**Work to complete:** Check each line of the entries for "data" and report the ones that have it.
Input material START
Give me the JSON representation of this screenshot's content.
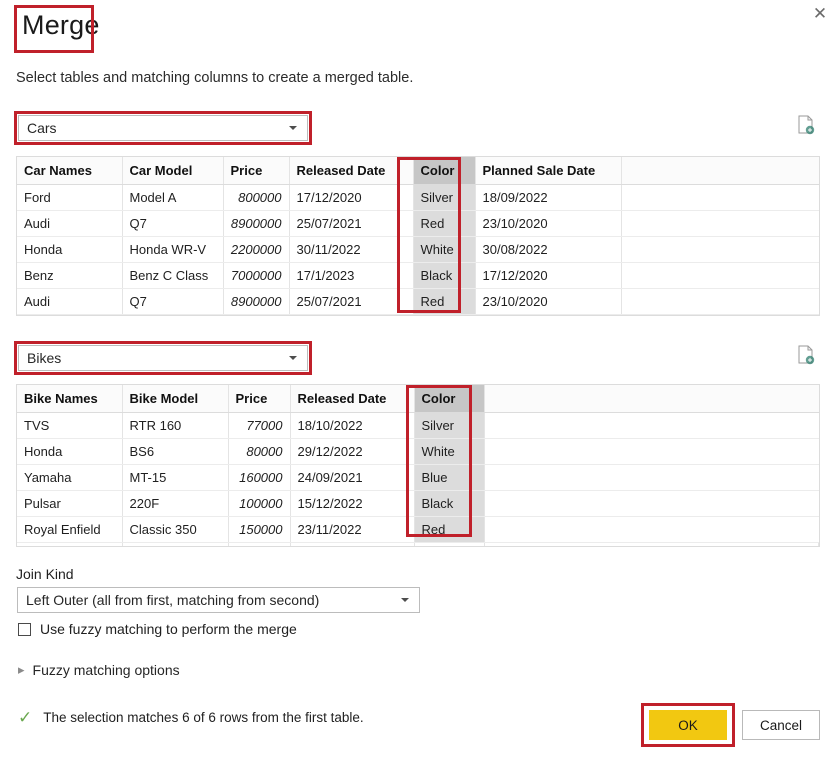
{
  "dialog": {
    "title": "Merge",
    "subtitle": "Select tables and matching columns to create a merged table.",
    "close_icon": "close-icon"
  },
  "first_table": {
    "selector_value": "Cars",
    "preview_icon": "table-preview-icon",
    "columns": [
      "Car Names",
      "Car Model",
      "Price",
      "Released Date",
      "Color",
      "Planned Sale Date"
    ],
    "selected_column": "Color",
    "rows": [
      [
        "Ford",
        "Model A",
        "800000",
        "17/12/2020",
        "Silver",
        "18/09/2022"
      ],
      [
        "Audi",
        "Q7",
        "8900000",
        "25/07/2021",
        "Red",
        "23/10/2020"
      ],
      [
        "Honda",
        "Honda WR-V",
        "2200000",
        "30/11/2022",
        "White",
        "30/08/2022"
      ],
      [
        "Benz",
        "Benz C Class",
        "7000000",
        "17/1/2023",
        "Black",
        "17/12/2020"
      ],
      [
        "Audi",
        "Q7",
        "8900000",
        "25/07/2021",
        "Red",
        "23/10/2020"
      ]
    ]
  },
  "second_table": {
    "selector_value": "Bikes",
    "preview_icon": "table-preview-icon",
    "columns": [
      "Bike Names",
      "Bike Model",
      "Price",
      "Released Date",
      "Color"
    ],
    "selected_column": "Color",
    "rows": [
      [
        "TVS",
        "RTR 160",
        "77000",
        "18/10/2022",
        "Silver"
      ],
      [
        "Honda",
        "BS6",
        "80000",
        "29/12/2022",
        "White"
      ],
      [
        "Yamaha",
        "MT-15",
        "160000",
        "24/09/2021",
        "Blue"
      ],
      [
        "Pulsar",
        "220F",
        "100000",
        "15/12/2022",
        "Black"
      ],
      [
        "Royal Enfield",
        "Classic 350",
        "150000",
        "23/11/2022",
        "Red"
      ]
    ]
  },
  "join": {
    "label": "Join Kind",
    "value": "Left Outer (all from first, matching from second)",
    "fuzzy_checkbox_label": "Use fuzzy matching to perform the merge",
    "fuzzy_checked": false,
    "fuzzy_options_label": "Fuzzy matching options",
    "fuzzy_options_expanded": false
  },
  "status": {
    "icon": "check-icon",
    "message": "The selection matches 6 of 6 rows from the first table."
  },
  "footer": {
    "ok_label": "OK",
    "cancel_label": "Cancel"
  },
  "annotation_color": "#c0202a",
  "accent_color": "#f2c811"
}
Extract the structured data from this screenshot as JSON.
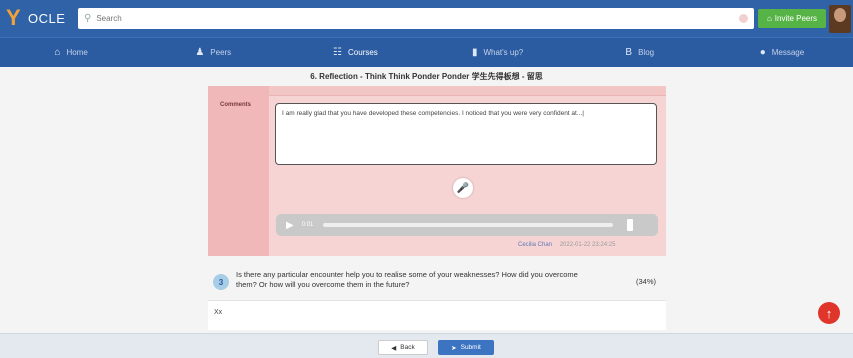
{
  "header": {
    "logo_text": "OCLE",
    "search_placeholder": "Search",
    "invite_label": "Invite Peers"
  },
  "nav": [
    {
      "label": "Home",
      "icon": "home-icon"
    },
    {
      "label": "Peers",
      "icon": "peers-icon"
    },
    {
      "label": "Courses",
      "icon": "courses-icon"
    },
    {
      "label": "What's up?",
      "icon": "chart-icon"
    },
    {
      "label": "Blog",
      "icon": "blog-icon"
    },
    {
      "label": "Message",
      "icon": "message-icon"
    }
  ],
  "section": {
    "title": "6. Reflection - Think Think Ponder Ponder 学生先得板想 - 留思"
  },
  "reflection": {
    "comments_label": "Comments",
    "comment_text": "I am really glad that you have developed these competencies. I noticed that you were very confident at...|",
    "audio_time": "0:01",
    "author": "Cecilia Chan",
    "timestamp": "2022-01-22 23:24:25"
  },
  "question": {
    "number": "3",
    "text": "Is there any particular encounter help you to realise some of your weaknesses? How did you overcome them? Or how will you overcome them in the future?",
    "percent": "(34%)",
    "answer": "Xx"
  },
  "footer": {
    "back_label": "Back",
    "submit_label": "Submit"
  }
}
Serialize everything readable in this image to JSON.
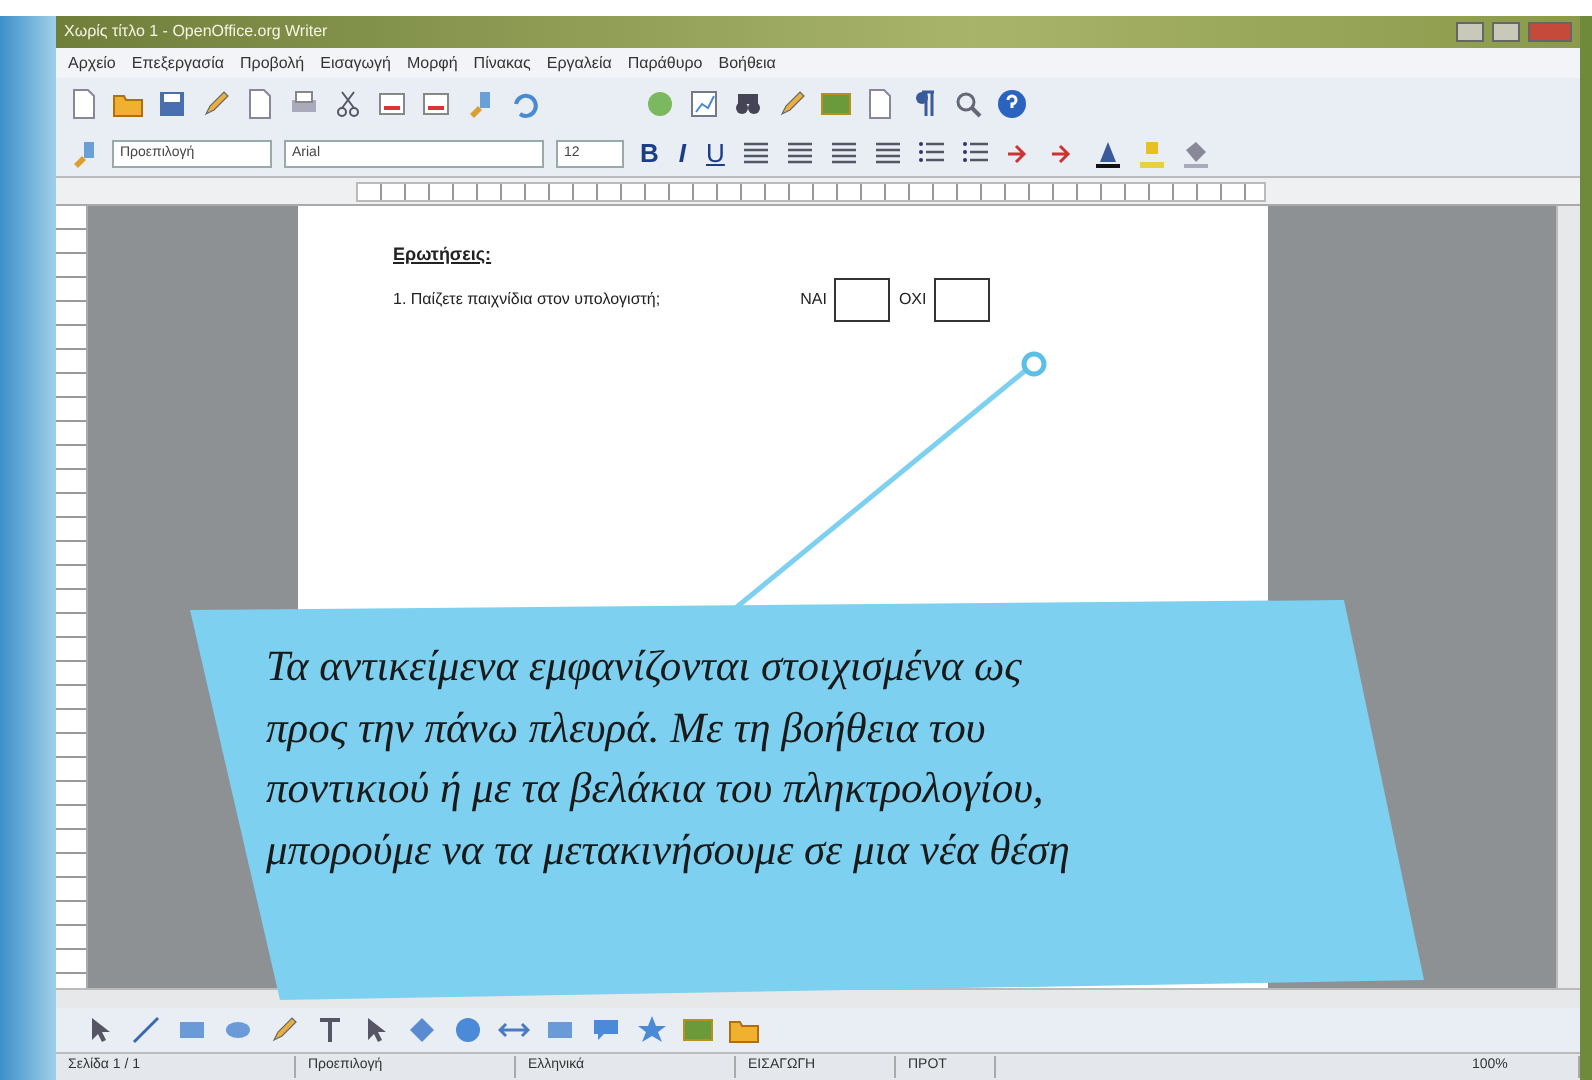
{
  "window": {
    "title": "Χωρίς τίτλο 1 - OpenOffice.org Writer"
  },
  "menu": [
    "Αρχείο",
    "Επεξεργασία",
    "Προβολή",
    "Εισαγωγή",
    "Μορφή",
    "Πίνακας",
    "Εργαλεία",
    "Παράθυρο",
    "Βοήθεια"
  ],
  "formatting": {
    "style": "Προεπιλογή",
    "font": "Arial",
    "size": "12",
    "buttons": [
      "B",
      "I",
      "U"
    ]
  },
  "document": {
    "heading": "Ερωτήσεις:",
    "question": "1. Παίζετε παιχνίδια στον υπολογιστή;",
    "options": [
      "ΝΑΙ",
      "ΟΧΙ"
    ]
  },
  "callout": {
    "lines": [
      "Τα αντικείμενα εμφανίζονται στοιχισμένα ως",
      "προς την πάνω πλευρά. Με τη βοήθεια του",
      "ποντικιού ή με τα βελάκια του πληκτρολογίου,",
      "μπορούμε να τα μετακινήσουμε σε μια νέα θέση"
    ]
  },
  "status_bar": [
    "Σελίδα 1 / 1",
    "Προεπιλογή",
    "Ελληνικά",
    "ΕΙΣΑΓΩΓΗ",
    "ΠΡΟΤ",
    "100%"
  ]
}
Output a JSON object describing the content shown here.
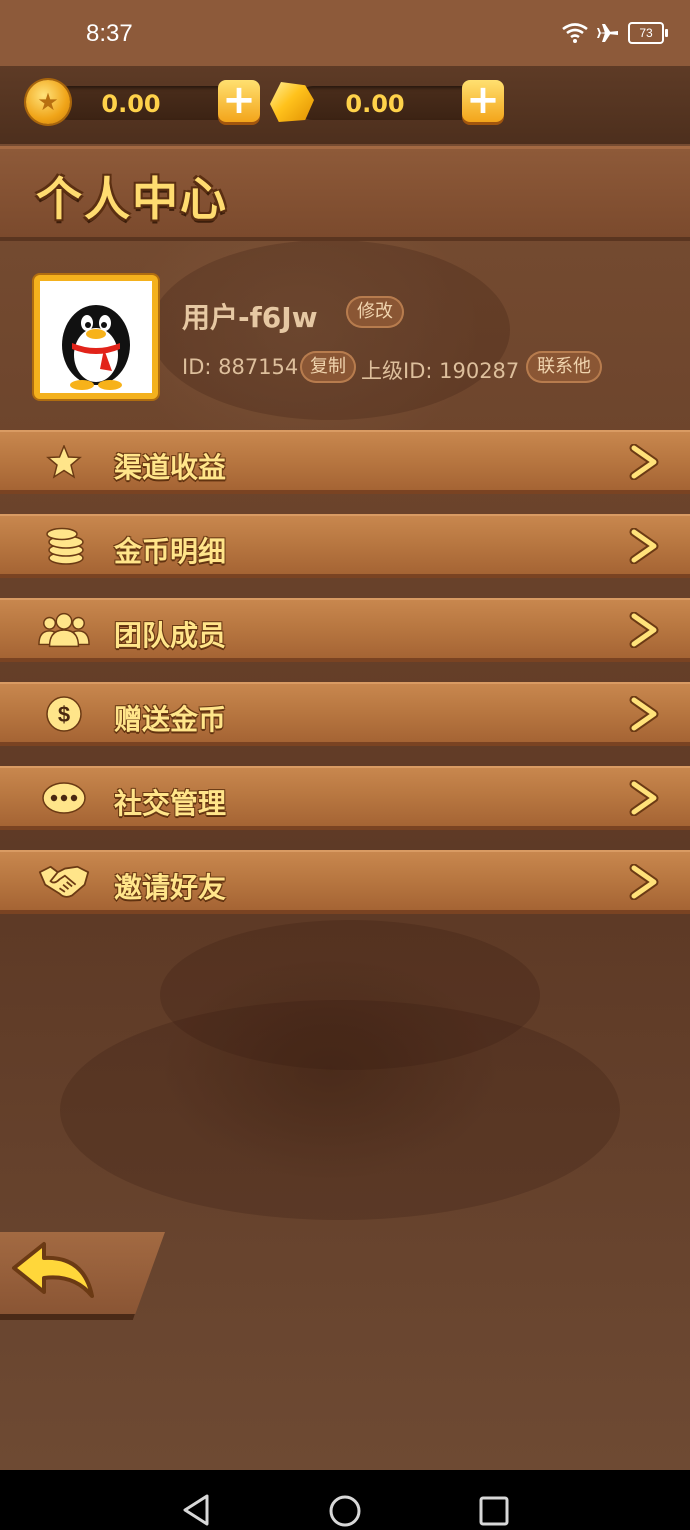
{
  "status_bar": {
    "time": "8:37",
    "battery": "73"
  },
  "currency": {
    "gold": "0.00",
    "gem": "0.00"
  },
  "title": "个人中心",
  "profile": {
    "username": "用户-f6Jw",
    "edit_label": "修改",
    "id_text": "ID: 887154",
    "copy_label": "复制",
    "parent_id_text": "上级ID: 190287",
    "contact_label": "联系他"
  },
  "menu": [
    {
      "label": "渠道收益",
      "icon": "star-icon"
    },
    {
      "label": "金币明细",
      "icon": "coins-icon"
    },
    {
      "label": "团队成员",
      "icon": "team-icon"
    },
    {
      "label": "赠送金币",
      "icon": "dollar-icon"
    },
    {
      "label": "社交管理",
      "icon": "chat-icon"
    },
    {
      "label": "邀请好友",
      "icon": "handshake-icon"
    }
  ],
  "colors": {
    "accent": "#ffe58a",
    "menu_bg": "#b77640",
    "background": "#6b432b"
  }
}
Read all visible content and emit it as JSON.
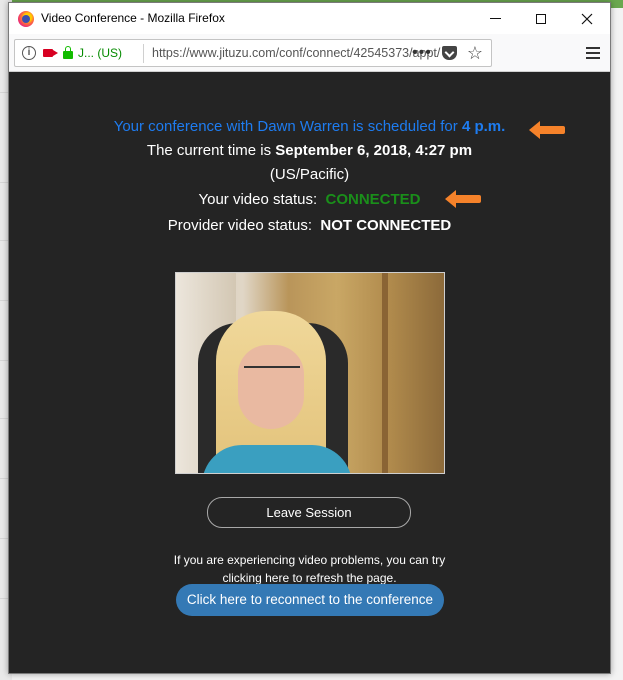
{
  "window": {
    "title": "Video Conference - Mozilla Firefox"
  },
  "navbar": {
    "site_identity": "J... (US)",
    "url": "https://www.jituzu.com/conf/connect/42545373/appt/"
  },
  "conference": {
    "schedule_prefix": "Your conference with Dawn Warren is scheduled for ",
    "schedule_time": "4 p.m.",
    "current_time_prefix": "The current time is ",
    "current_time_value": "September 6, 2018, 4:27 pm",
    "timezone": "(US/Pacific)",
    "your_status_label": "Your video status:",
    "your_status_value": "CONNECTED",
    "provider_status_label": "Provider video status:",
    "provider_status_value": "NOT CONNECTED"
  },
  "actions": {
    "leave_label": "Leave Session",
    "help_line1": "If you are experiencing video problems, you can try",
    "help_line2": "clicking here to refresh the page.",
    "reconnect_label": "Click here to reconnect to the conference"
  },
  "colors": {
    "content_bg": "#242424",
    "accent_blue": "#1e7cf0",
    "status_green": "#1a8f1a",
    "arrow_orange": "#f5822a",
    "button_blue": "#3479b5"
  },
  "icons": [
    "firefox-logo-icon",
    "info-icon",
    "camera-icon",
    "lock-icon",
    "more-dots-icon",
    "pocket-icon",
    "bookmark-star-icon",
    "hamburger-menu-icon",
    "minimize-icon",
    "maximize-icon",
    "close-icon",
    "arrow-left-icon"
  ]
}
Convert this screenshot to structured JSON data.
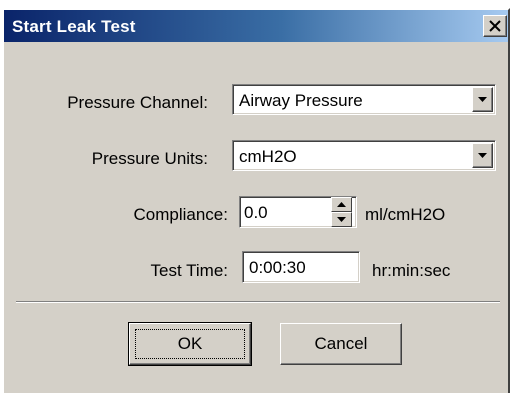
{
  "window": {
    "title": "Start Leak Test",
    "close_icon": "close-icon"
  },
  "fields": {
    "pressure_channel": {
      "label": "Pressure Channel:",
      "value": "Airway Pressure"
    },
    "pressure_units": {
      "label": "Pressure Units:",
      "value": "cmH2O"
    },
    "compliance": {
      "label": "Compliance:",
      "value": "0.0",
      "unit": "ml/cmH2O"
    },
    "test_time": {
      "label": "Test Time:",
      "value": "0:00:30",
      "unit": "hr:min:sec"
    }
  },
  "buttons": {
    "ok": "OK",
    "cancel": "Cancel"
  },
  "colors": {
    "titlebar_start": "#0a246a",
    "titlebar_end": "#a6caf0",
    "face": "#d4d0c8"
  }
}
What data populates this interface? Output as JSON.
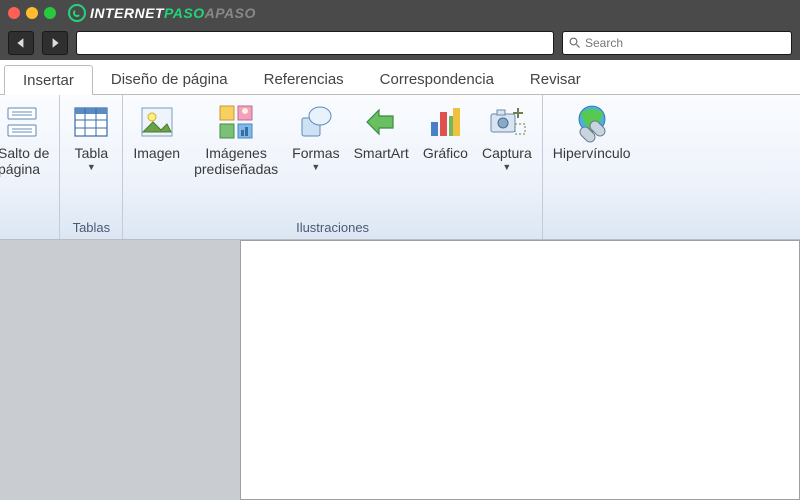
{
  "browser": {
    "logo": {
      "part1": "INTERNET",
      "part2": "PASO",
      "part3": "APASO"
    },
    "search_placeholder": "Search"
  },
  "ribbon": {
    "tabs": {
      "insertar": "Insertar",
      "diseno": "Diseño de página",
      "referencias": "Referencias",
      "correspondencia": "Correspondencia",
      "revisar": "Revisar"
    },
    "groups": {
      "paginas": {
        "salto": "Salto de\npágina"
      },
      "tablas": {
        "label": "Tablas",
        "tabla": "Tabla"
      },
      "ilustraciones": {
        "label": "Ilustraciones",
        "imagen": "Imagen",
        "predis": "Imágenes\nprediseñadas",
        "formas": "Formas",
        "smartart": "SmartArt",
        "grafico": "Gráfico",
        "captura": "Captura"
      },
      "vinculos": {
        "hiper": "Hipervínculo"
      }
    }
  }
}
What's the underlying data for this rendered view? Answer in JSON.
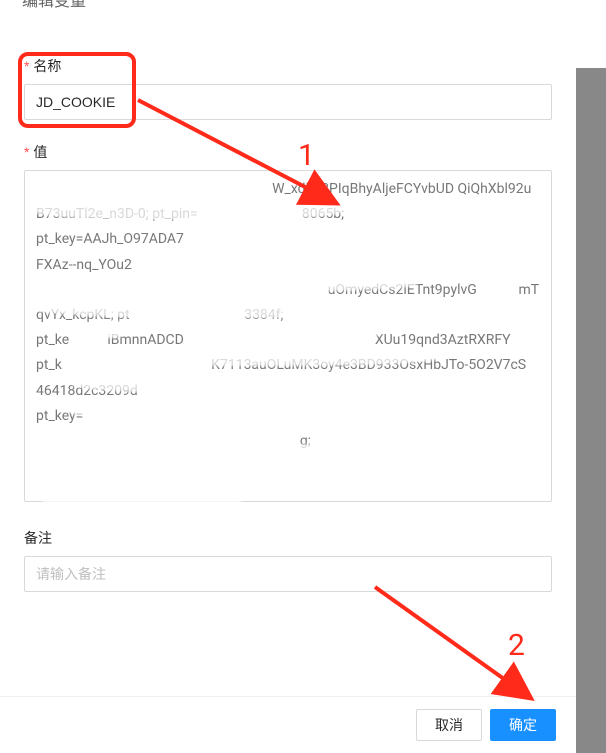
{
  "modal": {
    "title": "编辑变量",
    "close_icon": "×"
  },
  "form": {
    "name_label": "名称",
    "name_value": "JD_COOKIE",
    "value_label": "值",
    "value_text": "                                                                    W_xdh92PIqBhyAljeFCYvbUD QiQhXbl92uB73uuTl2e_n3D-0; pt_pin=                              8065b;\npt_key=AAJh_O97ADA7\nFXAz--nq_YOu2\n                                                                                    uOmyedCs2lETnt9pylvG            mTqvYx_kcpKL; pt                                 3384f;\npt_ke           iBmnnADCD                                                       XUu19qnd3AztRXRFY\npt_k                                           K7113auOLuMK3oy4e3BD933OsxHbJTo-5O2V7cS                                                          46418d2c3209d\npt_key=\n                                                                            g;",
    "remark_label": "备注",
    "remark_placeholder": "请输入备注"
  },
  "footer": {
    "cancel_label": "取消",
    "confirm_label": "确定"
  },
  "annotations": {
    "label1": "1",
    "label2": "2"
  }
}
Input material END
**Output:**
Extract the structured data from this screenshot as JSON.
Convert this screenshot to structured JSON data.
What data populates this interface? Output as JSON.
What's the underlying data for this rendered view? Answer in JSON.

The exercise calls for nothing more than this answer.